The most profitable market for this is depression, but our central pain means that stabilizing the messenger molecules of neurogenic pain (regardless of emotional pain) means that we hurt less and function better.

Tricyclics (also good for sleep) and some SSRIs have had results that, statistically, are about as good as Lyrica. The real breakout med for long-term neuro stabilization for pain and dysautonomia is the new mixed-SNRI category, though.

There are also meds in other categories, such as bisphosphonates (again, take care of your liver and kidneys) and a class of heart meds called statins. Low-dose naltrexone and ketamine infusions are other options from the anesthesiology side. They usually require qualified specialty care to try, especially the ketamine.

If pain is localized (say, to a foot or a shoulder), then topical treatments can be terrific. Voltaren and Lidocaine patches are a great help to many. Compounding pharmacies can make up special concoctions tailored to your specific needs, containing any of the meds mentioned in the last few paragraphs.

I’ve used the word “statistically” a lot here. That’s because scientific method only tells us what the general trend for a group of people is. Statistics mean nothing in the case of the individual. What matters in the clinical setting — that is, what matters in the lives of individual patients — IS the individual. Therefore, the medical science is only a guideline, telling doctors what to start with and where to go from there.

We are all guinea pigs, because the subtle and comprehensive nature of the nervous system, and the way longstanding CRPS and other central pain diseases disrupt it, means that the only way we’ll know what works for us is to try things and see.

Your doc should take a deep breath, take a good look at your whole picture, and work with you to figure out what works for you.

Please be clear that THERE IS A WAY FORWARD. I’m certain of that.
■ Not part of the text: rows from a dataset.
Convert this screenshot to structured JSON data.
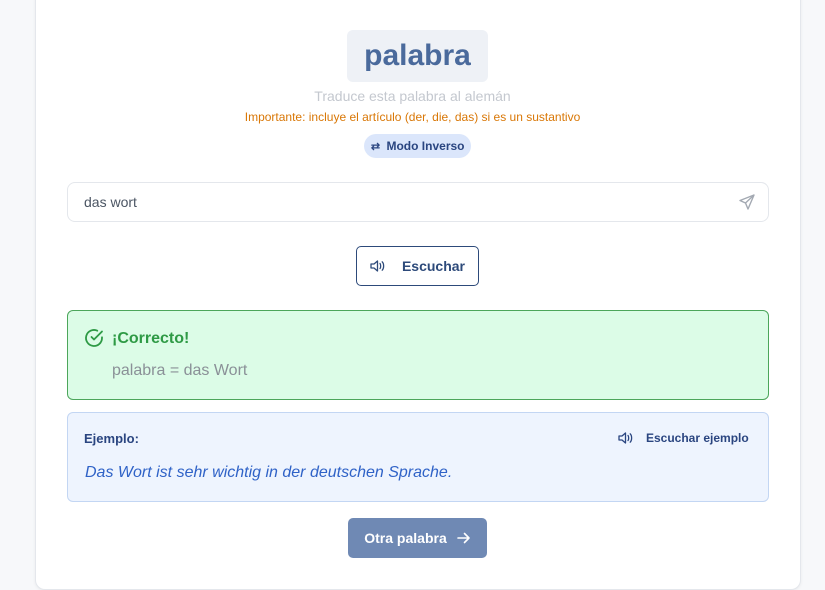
{
  "quiz": {
    "word": "palabra",
    "instruction": "Traduce esta palabra al alemán",
    "important_note": "Importante: incluye el artículo (der, die, das) si es un sustantivo",
    "mode_label": "Modo Inverso",
    "mode_icon": "swap-arrows-icon"
  },
  "answer": {
    "value": "das wort",
    "placeholder": "",
    "send_icon": "send-icon"
  },
  "listen": {
    "label": "Escuchar",
    "icon": "speaker-icon"
  },
  "result": {
    "title": "¡Correcto!",
    "translation": "palabra = das Wort",
    "icon": "check-circle-icon",
    "color": "#2e9a45"
  },
  "example": {
    "label": "Ejemplo:",
    "listen_label": "Escuchar ejemplo",
    "sentence": "Das Wort ist sehr wichtig in der deutschen Sprache."
  },
  "next": {
    "label": "Otra palabra",
    "icon": "arrow-right-icon"
  },
  "colors": {
    "accent": "#2d4a7a",
    "success_bg": "#dcfce7",
    "example_bg": "#eef4fe",
    "warning": "#d97706"
  }
}
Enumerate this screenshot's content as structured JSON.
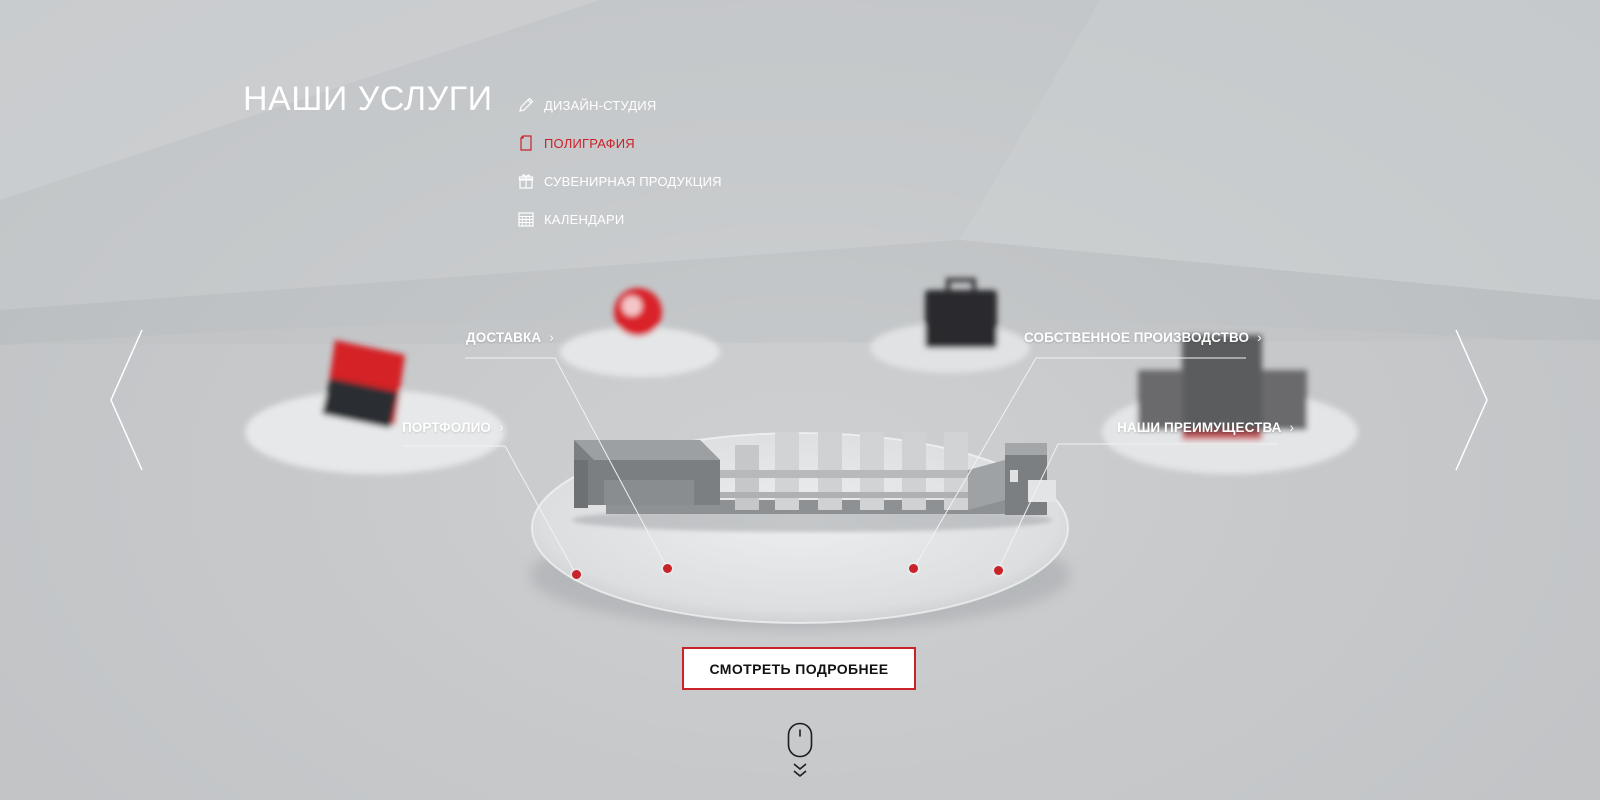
{
  "section": {
    "title": "НАШИ УСЛУГИ"
  },
  "services_menu": [
    {
      "label": "ДИЗАЙН-СТУДИЯ",
      "icon": "pencil-icon",
      "active": false
    },
    {
      "label": "ПОЛИГРАФИЯ",
      "icon": "document-icon",
      "active": true
    },
    {
      "label": "СУВЕНИРНАЯ ПРОДУКЦИЯ",
      "icon": "gift-icon",
      "active": false
    },
    {
      "label": "КАЛЕНДАРИ",
      "icon": "calendar-icon",
      "active": false
    }
  ],
  "hotspots": {
    "delivery": "ДОСТАВКА",
    "production": "СОБСТВЕННОЕ ПРОИЗВОДСТВО",
    "portfolio": "ПОРТФОЛИО",
    "advantages": "НАШИ ПРЕИМУЩЕСТВА",
    "chevron": "›"
  },
  "cta": {
    "label": "СМОТРЕТЬ ПОДРОБНЕЕ"
  },
  "colors": {
    "accent": "#c9232a",
    "text_light": "#ffffff",
    "background": "#c9cbcd"
  }
}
It’s just a question of finding the right way for you.

Best wishes and I hope you get a good solution soon!

Share this article: